Tension Set Damage to the Stone ?
(Bay Area, CA)
I was excited to buy a GIA certified D,IF diamond with a platinum tension setting until I talked to one well-known jeweler in the Bay Area. I am confused because he mentioned that during the tension setting process, even with a medium to thin girdle, the diamond will get damaged no matter what. If you decided afterwards to remove the diamond from the ring and analyze it again, it would not be IF anymore. Overall, he says that the quality of the stone decreases when it is submitted to this process no matter how qualified the person doing the tension set is and no matter how good the setting is. Your thoughts?
I contacted three different jewelers who have extensive experience with tension settings, and they all disagreed with the Bay Area jeweler’s statements. Edward Mirell Designer Tension Set Rings at Zales!
To start with, an IF diamond is graded as internally flawless. Any type of setting – even a prong or bezel setting – will place microscopic scratches on a diamond which can be easily buffed out. But microscopic scratches will not affect an IF diamond grade anyway, even if they are not buffed out, because this type of grade refers to inclusions inside the diamond only.
Secondly, all the jewelers pointed out that you need a diamond with a high clarity and color rating for the tension set ring for two reasons:
- Diamonds with moderate to severe inclusions can become damaged during the setting because they have lower durability.
- Any inclusions or tints of color will really stand out in a tension setting.
Experienced jewelers will always take the time to completely examine a diamond before it is tension set to make sure that the diamond will hold up to a tension setting.

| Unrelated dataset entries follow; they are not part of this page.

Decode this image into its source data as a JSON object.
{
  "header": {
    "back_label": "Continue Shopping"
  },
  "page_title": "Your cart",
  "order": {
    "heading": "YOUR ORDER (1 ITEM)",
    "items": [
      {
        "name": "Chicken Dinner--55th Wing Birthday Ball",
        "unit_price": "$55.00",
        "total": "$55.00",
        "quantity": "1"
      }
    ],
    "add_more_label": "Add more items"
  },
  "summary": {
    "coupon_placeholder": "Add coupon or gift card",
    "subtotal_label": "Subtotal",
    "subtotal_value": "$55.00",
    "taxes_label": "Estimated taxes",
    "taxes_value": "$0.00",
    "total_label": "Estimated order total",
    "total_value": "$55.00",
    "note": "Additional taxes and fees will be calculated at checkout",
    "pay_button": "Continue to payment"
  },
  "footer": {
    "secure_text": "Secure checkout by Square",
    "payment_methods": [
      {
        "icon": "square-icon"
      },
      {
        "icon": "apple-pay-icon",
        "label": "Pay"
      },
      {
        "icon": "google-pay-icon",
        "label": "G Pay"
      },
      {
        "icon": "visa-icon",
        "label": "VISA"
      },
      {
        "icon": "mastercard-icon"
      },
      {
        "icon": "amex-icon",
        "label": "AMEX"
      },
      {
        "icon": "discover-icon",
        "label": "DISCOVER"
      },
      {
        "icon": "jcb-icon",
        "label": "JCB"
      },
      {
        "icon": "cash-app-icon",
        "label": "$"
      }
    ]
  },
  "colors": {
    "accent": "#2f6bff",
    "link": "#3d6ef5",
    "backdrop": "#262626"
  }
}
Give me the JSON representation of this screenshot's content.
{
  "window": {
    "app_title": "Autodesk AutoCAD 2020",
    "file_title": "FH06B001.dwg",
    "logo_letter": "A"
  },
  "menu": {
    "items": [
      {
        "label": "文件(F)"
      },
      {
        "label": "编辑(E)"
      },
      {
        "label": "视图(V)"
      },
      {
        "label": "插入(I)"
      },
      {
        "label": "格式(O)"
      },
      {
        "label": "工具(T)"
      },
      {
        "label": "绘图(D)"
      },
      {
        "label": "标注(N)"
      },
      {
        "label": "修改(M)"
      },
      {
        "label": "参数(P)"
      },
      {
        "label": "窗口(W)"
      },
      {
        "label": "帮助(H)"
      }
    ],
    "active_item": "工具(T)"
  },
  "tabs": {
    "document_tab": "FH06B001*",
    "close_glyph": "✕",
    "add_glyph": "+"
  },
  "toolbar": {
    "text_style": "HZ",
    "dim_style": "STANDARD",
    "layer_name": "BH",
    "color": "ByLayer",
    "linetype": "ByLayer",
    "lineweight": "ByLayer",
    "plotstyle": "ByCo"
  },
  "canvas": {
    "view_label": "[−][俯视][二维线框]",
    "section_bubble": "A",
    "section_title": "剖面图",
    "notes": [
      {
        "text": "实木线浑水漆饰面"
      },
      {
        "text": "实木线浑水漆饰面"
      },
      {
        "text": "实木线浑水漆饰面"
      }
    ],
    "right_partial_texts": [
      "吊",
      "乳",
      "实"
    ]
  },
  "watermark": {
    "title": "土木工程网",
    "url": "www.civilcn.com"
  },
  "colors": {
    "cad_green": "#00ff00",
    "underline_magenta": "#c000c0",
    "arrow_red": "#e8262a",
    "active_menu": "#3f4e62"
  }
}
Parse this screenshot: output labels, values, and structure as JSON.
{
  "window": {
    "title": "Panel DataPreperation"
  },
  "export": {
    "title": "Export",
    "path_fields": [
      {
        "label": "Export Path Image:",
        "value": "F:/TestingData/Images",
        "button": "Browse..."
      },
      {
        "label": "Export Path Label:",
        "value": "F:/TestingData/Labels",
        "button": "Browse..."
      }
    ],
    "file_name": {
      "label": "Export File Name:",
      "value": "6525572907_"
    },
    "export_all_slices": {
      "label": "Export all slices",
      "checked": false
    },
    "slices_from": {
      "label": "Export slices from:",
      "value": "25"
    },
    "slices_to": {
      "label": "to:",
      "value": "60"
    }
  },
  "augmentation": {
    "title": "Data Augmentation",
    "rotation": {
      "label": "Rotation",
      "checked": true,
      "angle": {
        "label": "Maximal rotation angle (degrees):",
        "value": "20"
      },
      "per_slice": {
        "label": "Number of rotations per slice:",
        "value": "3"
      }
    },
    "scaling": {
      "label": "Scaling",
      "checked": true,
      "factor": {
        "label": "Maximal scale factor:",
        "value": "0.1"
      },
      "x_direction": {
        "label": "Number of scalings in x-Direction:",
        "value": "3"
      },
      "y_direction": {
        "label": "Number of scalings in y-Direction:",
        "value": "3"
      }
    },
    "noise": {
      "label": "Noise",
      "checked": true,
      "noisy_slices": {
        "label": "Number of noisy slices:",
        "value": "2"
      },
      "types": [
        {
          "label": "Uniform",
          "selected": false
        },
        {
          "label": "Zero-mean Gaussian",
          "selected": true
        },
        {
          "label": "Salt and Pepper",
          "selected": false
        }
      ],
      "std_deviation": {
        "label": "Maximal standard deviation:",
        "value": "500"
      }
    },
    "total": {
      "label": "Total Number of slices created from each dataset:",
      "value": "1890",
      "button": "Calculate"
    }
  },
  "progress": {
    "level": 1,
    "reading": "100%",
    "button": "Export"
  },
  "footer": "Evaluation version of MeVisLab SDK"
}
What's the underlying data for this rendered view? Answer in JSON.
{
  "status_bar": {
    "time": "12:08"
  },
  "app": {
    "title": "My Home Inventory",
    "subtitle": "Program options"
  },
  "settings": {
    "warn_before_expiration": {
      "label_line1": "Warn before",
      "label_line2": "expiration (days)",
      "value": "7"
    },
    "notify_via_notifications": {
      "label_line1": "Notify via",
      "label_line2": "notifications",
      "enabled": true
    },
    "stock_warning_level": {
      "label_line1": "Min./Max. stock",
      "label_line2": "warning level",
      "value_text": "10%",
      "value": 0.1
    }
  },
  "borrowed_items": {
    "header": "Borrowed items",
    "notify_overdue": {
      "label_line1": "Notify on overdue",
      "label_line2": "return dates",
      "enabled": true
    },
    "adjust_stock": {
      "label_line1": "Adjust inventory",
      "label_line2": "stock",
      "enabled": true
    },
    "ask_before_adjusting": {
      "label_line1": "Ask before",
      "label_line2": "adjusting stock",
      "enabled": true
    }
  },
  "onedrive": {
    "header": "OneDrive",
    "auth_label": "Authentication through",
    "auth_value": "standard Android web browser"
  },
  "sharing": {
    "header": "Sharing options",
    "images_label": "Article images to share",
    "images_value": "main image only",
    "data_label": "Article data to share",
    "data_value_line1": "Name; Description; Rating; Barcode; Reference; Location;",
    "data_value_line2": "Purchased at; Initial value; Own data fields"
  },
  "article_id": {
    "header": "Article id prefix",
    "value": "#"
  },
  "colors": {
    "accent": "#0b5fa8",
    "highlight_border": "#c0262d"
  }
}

Most jewelers will only tension set diamonds rated at IF (very rare) to VVS2 (very slightly included).
Which brings me to the next point. Diamonds with excellent clarity and color characteristics are expensive and somewhat rare. Any type of setting which damaged these diamonds would not be used for very long – high end diamond boutiques and diamond jewelers simply would not continue to use a diamond setting that damaged a rare and beautiful gemstone.
The tension set was actually created in the 1960s and perfected again in the 1990s. The process which is used to create today's quality tension set diamond rings has been in use for almost 20 years. If this type of setting did indeed damage a diamond – jewelers would definitely be aware of the issue. Especially because jewelers can be held responsible if they damage a diamond while setting it.
It is important to keep in mind that poor quality tension set rings can either injure the stone or lose their tension and the stone can fall out. High quality tension set rings though will hold their tension literally for hundreds of years.
So, as long as the ring is set by a highly experienced jeweler and the diamond is of good quality – no damage will occur to the diamond during or after the setting.
I also contacted jewelers who did not sell or work with tension set rings because they do not like that type of setting - when I asked them why they did not like the tension setting it had to do with the fact that the rings could not be resized, or resized only to a very small degree,and that the tension set process was extremely time consuming and required specialized equipment and expertise. None of them had ever heard of an IF diamond being damaged during the tension setting process.
I wanted to add, when you are purchasing a diamond that has an IF and D rating, be sure that you have the GIA certificate that goes with the diamond, that you insure the diamond (no matter what setting the diamond is in) and that you have a return policy just in case the diamond doesn’t turn out to be an IF and D diamond. An IF diamond is so rare, one jeweler reported he had only seen one once, and a D is a perfect colorless rating – so expect to pay top price and once again, make sure the GIA certificate is given to you when you purchase the diamond.
Do contact us again if you have any additional questions!
Suzanne GardnerEverything Wedding Rings